▶ _Exercise instructions_
Repeat the following entries exactly, excluding pictures.

▶ _Dataset rows describing interfaces_
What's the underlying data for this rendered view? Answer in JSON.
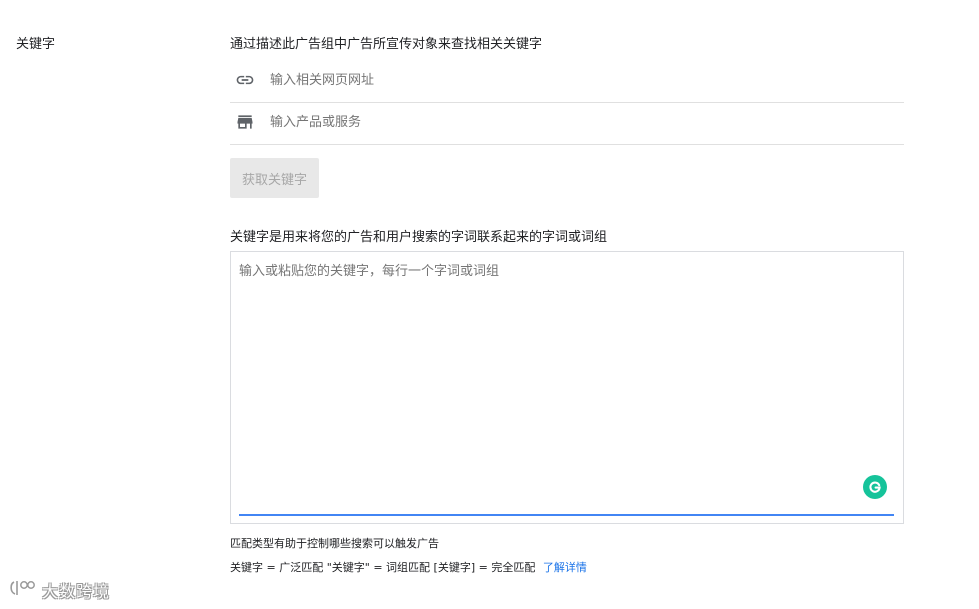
{
  "section": {
    "label": "关键字",
    "description": "通过描述此广告组中广告所宣传对象来查找相关关键字"
  },
  "url_input": {
    "placeholder": "输入相关网页网址",
    "icon": "link-icon"
  },
  "product_input": {
    "placeholder": "输入产品或服务",
    "icon": "store-icon"
  },
  "get_keywords_button": {
    "label": "获取关键字"
  },
  "keywords": {
    "heading": "关键字是用来将您的广告和用户搜索的字词联系起来的字词或词组",
    "placeholder": "输入或粘贴您的关键字，每行一个字词或词组",
    "value": ""
  },
  "help": {
    "line1": "匹配类型有助于控制哪些搜索可以触发广告",
    "line2": "关键字 = 广泛匹配  \"关键字\" = 词组匹配  [关键字] = 完全匹配",
    "learn_more": "了解详情"
  },
  "watermark": {
    "text": "大数跨境"
  },
  "colors": {
    "accent": "#4285f4",
    "link": "#1a73e8",
    "grammarly": "#15c39a",
    "disabled_button_bg": "#e8e8e8",
    "disabled_button_text": "#a7a7a7"
  }
}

▶ _Exercise solution_
What's the underlying data for this rendered view? Answer in JSON.
{
  "section": {
    "label": "关键字",
    "description": "通过描述此广告组中广告所宣传对象来查找相关关键字"
  },
  "url_input": {
    "placeholder": "输入相关网页网址",
    "icon": "link-icon"
  },
  "product_input": {
    "placeholder": "输入产品或服务",
    "icon": "store-icon"
  },
  "get_keywords_button": {
    "label": "获取关键字"
  },
  "keywords": {
    "heading": "关键字是用来将您的广告和用户搜索的字词联系起来的字词或词组",
    "placeholder": "输入或粘贴您的关键字，每行一个字词或词组",
    "value": ""
  },
  "help": {
    "line1": "匹配类型有助于控制哪些搜索可以触发广告",
    "line2": "关键字 = 广泛匹配  \"关键字\" = 词组匹配  [关键字] = 完全匹配",
    "learn_more": "了解详情"
  },
  "watermark": {
    "text": "大数跨境"
  },
  "colors": {
    "accent": "#4285f4",
    "link": "#1a73e8",
    "grammarly": "#15c39a",
    "disabled_button_bg": "#e8e8e8",
    "disabled_button_text": "#a7a7a7"
  }
}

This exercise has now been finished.